§ WHAT YOU SHOULD DO
Check each line of the entries for the string "labels". Report only how many lines have it.

§ EXERCISE DATA
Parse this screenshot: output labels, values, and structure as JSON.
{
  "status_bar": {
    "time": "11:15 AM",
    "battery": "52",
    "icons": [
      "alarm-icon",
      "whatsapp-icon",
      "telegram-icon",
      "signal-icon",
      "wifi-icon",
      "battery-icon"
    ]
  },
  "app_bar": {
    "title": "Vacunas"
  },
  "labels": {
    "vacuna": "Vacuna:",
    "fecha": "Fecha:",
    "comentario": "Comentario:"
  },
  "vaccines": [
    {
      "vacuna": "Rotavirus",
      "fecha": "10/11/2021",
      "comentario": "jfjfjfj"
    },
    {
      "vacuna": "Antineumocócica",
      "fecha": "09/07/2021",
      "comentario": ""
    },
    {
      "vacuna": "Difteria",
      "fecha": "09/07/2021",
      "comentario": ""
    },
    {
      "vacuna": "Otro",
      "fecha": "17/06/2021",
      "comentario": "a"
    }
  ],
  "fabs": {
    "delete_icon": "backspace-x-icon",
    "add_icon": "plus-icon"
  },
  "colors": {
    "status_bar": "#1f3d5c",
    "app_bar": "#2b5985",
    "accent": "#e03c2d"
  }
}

§ SOLUTION FOR THIS TASK
2